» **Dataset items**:
-=-=-=-=-

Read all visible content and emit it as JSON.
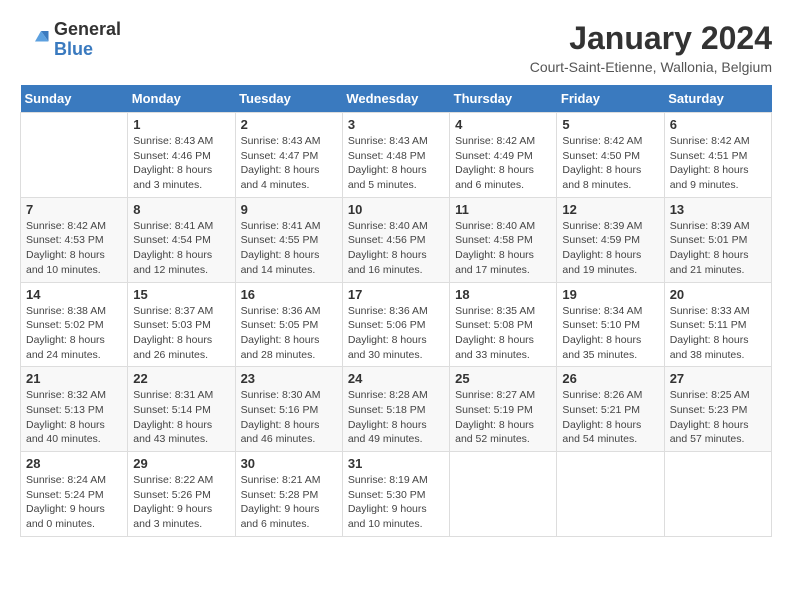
{
  "logo": {
    "line1": "General",
    "line2": "Blue"
  },
  "title": "January 2024",
  "subtitle": "Court-Saint-Etienne, Wallonia, Belgium",
  "days_of_week": [
    "Sunday",
    "Monday",
    "Tuesday",
    "Wednesday",
    "Thursday",
    "Friday",
    "Saturday"
  ],
  "weeks": [
    [
      {
        "day": "",
        "content": ""
      },
      {
        "day": "1",
        "content": "Sunrise: 8:43 AM\nSunset: 4:46 PM\nDaylight: 8 hours\nand 3 minutes."
      },
      {
        "day": "2",
        "content": "Sunrise: 8:43 AM\nSunset: 4:47 PM\nDaylight: 8 hours\nand 4 minutes."
      },
      {
        "day": "3",
        "content": "Sunrise: 8:43 AM\nSunset: 4:48 PM\nDaylight: 8 hours\nand 5 minutes."
      },
      {
        "day": "4",
        "content": "Sunrise: 8:42 AM\nSunset: 4:49 PM\nDaylight: 8 hours\nand 6 minutes."
      },
      {
        "day": "5",
        "content": "Sunrise: 8:42 AM\nSunset: 4:50 PM\nDaylight: 8 hours\nand 8 minutes."
      },
      {
        "day": "6",
        "content": "Sunrise: 8:42 AM\nSunset: 4:51 PM\nDaylight: 8 hours\nand 9 minutes."
      }
    ],
    [
      {
        "day": "7",
        "content": "Sunrise: 8:42 AM\nSunset: 4:53 PM\nDaylight: 8 hours\nand 10 minutes."
      },
      {
        "day": "8",
        "content": "Sunrise: 8:41 AM\nSunset: 4:54 PM\nDaylight: 8 hours\nand 12 minutes."
      },
      {
        "day": "9",
        "content": "Sunrise: 8:41 AM\nSunset: 4:55 PM\nDaylight: 8 hours\nand 14 minutes."
      },
      {
        "day": "10",
        "content": "Sunrise: 8:40 AM\nSunset: 4:56 PM\nDaylight: 8 hours\nand 16 minutes."
      },
      {
        "day": "11",
        "content": "Sunrise: 8:40 AM\nSunset: 4:58 PM\nDaylight: 8 hours\nand 17 minutes."
      },
      {
        "day": "12",
        "content": "Sunrise: 8:39 AM\nSunset: 4:59 PM\nDaylight: 8 hours\nand 19 minutes."
      },
      {
        "day": "13",
        "content": "Sunrise: 8:39 AM\nSunset: 5:01 PM\nDaylight: 8 hours\nand 21 minutes."
      }
    ],
    [
      {
        "day": "14",
        "content": "Sunrise: 8:38 AM\nSunset: 5:02 PM\nDaylight: 8 hours\nand 24 minutes."
      },
      {
        "day": "15",
        "content": "Sunrise: 8:37 AM\nSunset: 5:03 PM\nDaylight: 8 hours\nand 26 minutes."
      },
      {
        "day": "16",
        "content": "Sunrise: 8:36 AM\nSunset: 5:05 PM\nDaylight: 8 hours\nand 28 minutes."
      },
      {
        "day": "17",
        "content": "Sunrise: 8:36 AM\nSunset: 5:06 PM\nDaylight: 8 hours\nand 30 minutes."
      },
      {
        "day": "18",
        "content": "Sunrise: 8:35 AM\nSunset: 5:08 PM\nDaylight: 8 hours\nand 33 minutes."
      },
      {
        "day": "19",
        "content": "Sunrise: 8:34 AM\nSunset: 5:10 PM\nDaylight: 8 hours\nand 35 minutes."
      },
      {
        "day": "20",
        "content": "Sunrise: 8:33 AM\nSunset: 5:11 PM\nDaylight: 8 hours\nand 38 minutes."
      }
    ],
    [
      {
        "day": "21",
        "content": "Sunrise: 8:32 AM\nSunset: 5:13 PM\nDaylight: 8 hours\nand 40 minutes."
      },
      {
        "day": "22",
        "content": "Sunrise: 8:31 AM\nSunset: 5:14 PM\nDaylight: 8 hours\nand 43 minutes."
      },
      {
        "day": "23",
        "content": "Sunrise: 8:30 AM\nSunset: 5:16 PM\nDaylight: 8 hours\nand 46 minutes."
      },
      {
        "day": "24",
        "content": "Sunrise: 8:28 AM\nSunset: 5:18 PM\nDaylight: 8 hours\nand 49 minutes."
      },
      {
        "day": "25",
        "content": "Sunrise: 8:27 AM\nSunset: 5:19 PM\nDaylight: 8 hours\nand 52 minutes."
      },
      {
        "day": "26",
        "content": "Sunrise: 8:26 AM\nSunset: 5:21 PM\nDaylight: 8 hours\nand 54 minutes."
      },
      {
        "day": "27",
        "content": "Sunrise: 8:25 AM\nSunset: 5:23 PM\nDaylight: 8 hours\nand 57 minutes."
      }
    ],
    [
      {
        "day": "28",
        "content": "Sunrise: 8:24 AM\nSunset: 5:24 PM\nDaylight: 9 hours\nand 0 minutes."
      },
      {
        "day": "29",
        "content": "Sunrise: 8:22 AM\nSunset: 5:26 PM\nDaylight: 9 hours\nand 3 minutes."
      },
      {
        "day": "30",
        "content": "Sunrise: 8:21 AM\nSunset: 5:28 PM\nDaylight: 9 hours\nand 6 minutes."
      },
      {
        "day": "31",
        "content": "Sunrise: 8:19 AM\nSunset: 5:30 PM\nDaylight: 9 hours\nand 10 minutes."
      },
      {
        "day": "",
        "content": ""
      },
      {
        "day": "",
        "content": ""
      },
      {
        "day": "",
        "content": ""
      }
    ]
  ]
}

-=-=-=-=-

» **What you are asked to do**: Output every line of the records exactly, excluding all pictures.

» **Problem solution**:
Read all visible content and emit it as JSON.
{
  "logo": {
    "line1": "General",
    "line2": "Blue"
  },
  "title": "January 2024",
  "subtitle": "Court-Saint-Etienne, Wallonia, Belgium",
  "days_of_week": [
    "Sunday",
    "Monday",
    "Tuesday",
    "Wednesday",
    "Thursday",
    "Friday",
    "Saturday"
  ],
  "weeks": [
    [
      {
        "day": "",
        "content": ""
      },
      {
        "day": "1",
        "content": "Sunrise: 8:43 AM\nSunset: 4:46 PM\nDaylight: 8 hours\nand 3 minutes."
      },
      {
        "day": "2",
        "content": "Sunrise: 8:43 AM\nSunset: 4:47 PM\nDaylight: 8 hours\nand 4 minutes."
      },
      {
        "day": "3",
        "content": "Sunrise: 8:43 AM\nSunset: 4:48 PM\nDaylight: 8 hours\nand 5 minutes."
      },
      {
        "day": "4",
        "content": "Sunrise: 8:42 AM\nSunset: 4:49 PM\nDaylight: 8 hours\nand 6 minutes."
      },
      {
        "day": "5",
        "content": "Sunrise: 8:42 AM\nSunset: 4:50 PM\nDaylight: 8 hours\nand 8 minutes."
      },
      {
        "day": "6",
        "content": "Sunrise: 8:42 AM\nSunset: 4:51 PM\nDaylight: 8 hours\nand 9 minutes."
      }
    ],
    [
      {
        "day": "7",
        "content": "Sunrise: 8:42 AM\nSunset: 4:53 PM\nDaylight: 8 hours\nand 10 minutes."
      },
      {
        "day": "8",
        "content": "Sunrise: 8:41 AM\nSunset: 4:54 PM\nDaylight: 8 hours\nand 12 minutes."
      },
      {
        "day": "9",
        "content": "Sunrise: 8:41 AM\nSunset: 4:55 PM\nDaylight: 8 hours\nand 14 minutes."
      },
      {
        "day": "10",
        "content": "Sunrise: 8:40 AM\nSunset: 4:56 PM\nDaylight: 8 hours\nand 16 minutes."
      },
      {
        "day": "11",
        "content": "Sunrise: 8:40 AM\nSunset: 4:58 PM\nDaylight: 8 hours\nand 17 minutes."
      },
      {
        "day": "12",
        "content": "Sunrise: 8:39 AM\nSunset: 4:59 PM\nDaylight: 8 hours\nand 19 minutes."
      },
      {
        "day": "13",
        "content": "Sunrise: 8:39 AM\nSunset: 5:01 PM\nDaylight: 8 hours\nand 21 minutes."
      }
    ],
    [
      {
        "day": "14",
        "content": "Sunrise: 8:38 AM\nSunset: 5:02 PM\nDaylight: 8 hours\nand 24 minutes."
      },
      {
        "day": "15",
        "content": "Sunrise: 8:37 AM\nSunset: 5:03 PM\nDaylight: 8 hours\nand 26 minutes."
      },
      {
        "day": "16",
        "content": "Sunrise: 8:36 AM\nSunset: 5:05 PM\nDaylight: 8 hours\nand 28 minutes."
      },
      {
        "day": "17",
        "content": "Sunrise: 8:36 AM\nSunset: 5:06 PM\nDaylight: 8 hours\nand 30 minutes."
      },
      {
        "day": "18",
        "content": "Sunrise: 8:35 AM\nSunset: 5:08 PM\nDaylight: 8 hours\nand 33 minutes."
      },
      {
        "day": "19",
        "content": "Sunrise: 8:34 AM\nSunset: 5:10 PM\nDaylight: 8 hours\nand 35 minutes."
      },
      {
        "day": "20",
        "content": "Sunrise: 8:33 AM\nSunset: 5:11 PM\nDaylight: 8 hours\nand 38 minutes."
      }
    ],
    [
      {
        "day": "21",
        "content": "Sunrise: 8:32 AM\nSunset: 5:13 PM\nDaylight: 8 hours\nand 40 minutes."
      },
      {
        "day": "22",
        "content": "Sunrise: 8:31 AM\nSunset: 5:14 PM\nDaylight: 8 hours\nand 43 minutes."
      },
      {
        "day": "23",
        "content": "Sunrise: 8:30 AM\nSunset: 5:16 PM\nDaylight: 8 hours\nand 46 minutes."
      },
      {
        "day": "24",
        "content": "Sunrise: 8:28 AM\nSunset: 5:18 PM\nDaylight: 8 hours\nand 49 minutes."
      },
      {
        "day": "25",
        "content": "Sunrise: 8:27 AM\nSunset: 5:19 PM\nDaylight: 8 hours\nand 52 minutes."
      },
      {
        "day": "26",
        "content": "Sunrise: 8:26 AM\nSunset: 5:21 PM\nDaylight: 8 hours\nand 54 minutes."
      },
      {
        "day": "27",
        "content": "Sunrise: 8:25 AM\nSunset: 5:23 PM\nDaylight: 8 hours\nand 57 minutes."
      }
    ],
    [
      {
        "day": "28",
        "content": "Sunrise: 8:24 AM\nSunset: 5:24 PM\nDaylight: 9 hours\nand 0 minutes."
      },
      {
        "day": "29",
        "content": "Sunrise: 8:22 AM\nSunset: 5:26 PM\nDaylight: 9 hours\nand 3 minutes."
      },
      {
        "day": "30",
        "content": "Sunrise: 8:21 AM\nSunset: 5:28 PM\nDaylight: 9 hours\nand 6 minutes."
      },
      {
        "day": "31",
        "content": "Sunrise: 8:19 AM\nSunset: 5:30 PM\nDaylight: 9 hours\nand 10 minutes."
      },
      {
        "day": "",
        "content": ""
      },
      {
        "day": "",
        "content": ""
      },
      {
        "day": "",
        "content": ""
      }
    ]
  ]
}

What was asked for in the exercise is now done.